Having said all of that, it’s also true that by daring to carefully consider your finances within the context of “how you relate to the issue IS the issue,” you open the door to the possibility that you can learn how to relate with your finances in a way such that you sacrifice judgment and emotional upset and are at Peace regardless of your financial conditions. This, to us, is the greatest experience of true Financial Freedom.

Another eye-opening realization we had when we began counseling people regarding their finances was that we were astonished to discover how many of them had no idea of the current state of their financial kingdom. So we took a survey of the several hundred students in our classes and were amazed to learn that 30% of them admitted they were unwilling to honestly look at their finances because they didn’t want to find out just how badly they were really doing. (And who knows how many were even afraid to admit that?) And what was most interesting is that in every single case where people dared to look, they discovered, much to their relief, that they were actually better off than they had imagined.

So the first major key is daring to honestly look. Getting a clue on what needs to be done can only occur once you dare to look at what is.

The second major key is that it’s not about the amount coming in but rather the relationship between the amount coming in and the amount going out that’s crucial.

The third major key is that in order to build wealth, you must have a plan, and the basis of any plan is a Tracking System that tells you the relationship between income and outflow. Obviously, it’s only when more is coming in than is going out that you have any success at accumulating wealth. It’s for that reason that we refer to a Tracking System as a Roadmap to Freedom.

The truly Financially Free person has learned to balance these variables to such a degree so as to have a maximum of 80% of what’s coming in pay all expenses. Then, 10% is invested in what we call a Wealth Building Account and the remaining 10% is donated to causes deemed worthy of support. These people tend to experience greater fulfillment in life more than any other group.

“But wait,” you might say, in today’s economy that money is likely to erode in value.” Consider the possibility that the return on your investment is less important than the peace you’ll experience by knowing you are always going ahead. And the best part is that this pattern tends to habitualize over time so that it becomes automatic in your life. And for most people, once that happens, it’s a very happy day since, at the very least, as the Roman poet Ovid is reported to have said, “Add a little to a little and there will be a great heap.”
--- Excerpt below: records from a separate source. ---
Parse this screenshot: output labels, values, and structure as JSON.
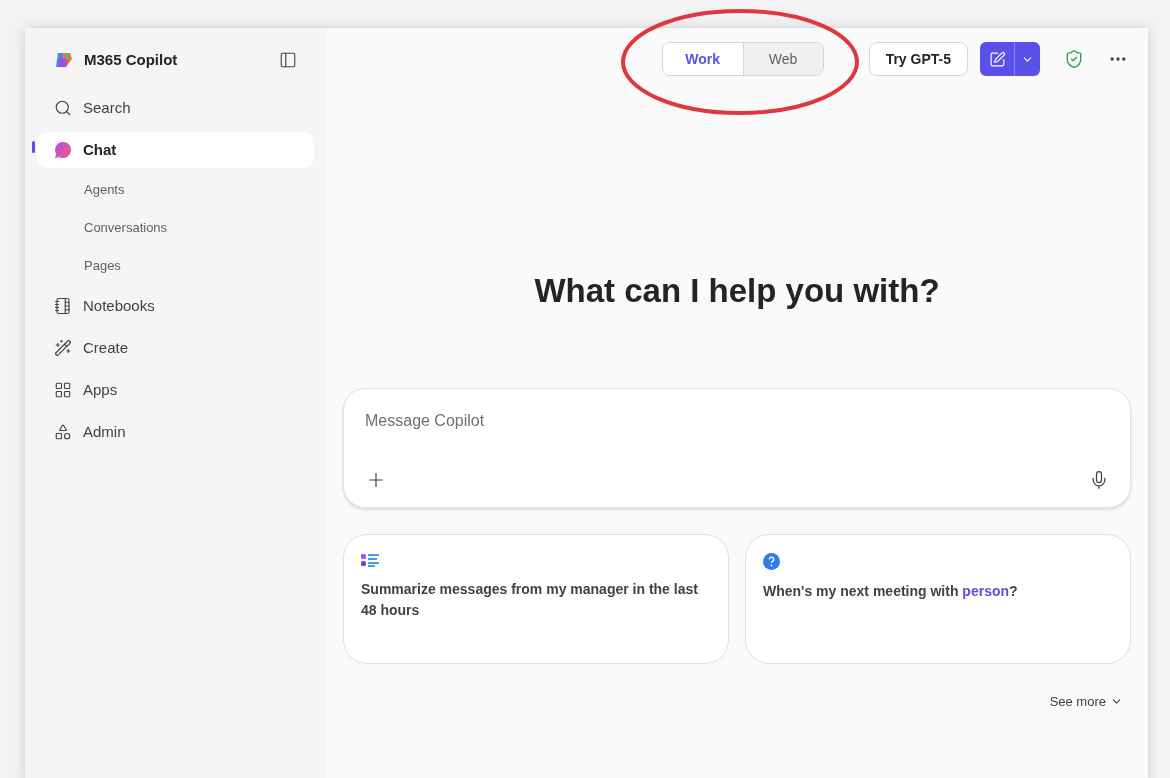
{
  "sidebar": {
    "title": "M365 Copilot",
    "items": [
      {
        "label": "Search",
        "kind": "search",
        "selected": false
      },
      {
        "label": "Chat",
        "kind": "chat",
        "selected": true,
        "children": [
          {
            "label": "Agents"
          },
          {
            "label": "Conversations"
          },
          {
            "label": "Pages"
          }
        ]
      },
      {
        "label": "Notebooks",
        "kind": "notebook",
        "selected": false
      },
      {
        "label": "Create",
        "kind": "create",
        "selected": false
      },
      {
        "label": "Apps",
        "kind": "apps",
        "selected": false
      },
      {
        "label": "Admin",
        "kind": "admin",
        "selected": false
      }
    ]
  },
  "toolbar": {
    "modes": [
      {
        "label": "Work",
        "selected": true
      },
      {
        "label": "Web",
        "selected": false
      }
    ],
    "try_button": "Try GPT-5"
  },
  "heading": "What can I help you with?",
  "composer": {
    "placeholder": "Message Copilot"
  },
  "suggestions": [
    {
      "kind": "list",
      "segments": [
        {
          "text": "Summarize messages from my manager in the last 48 hours",
          "kind": "plain"
        }
      ]
    },
    {
      "kind": "question",
      "segments": [
        {
          "text": "When's my next meeting with ",
          "kind": "plain"
        },
        {
          "text": "person",
          "kind": "variable"
        },
        {
          "text": "?",
          "kind": "plain"
        }
      ]
    }
  ],
  "see_more": "See more"
}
Topics: Spiritual Psychology, Spiritual Awakening, Finances, Money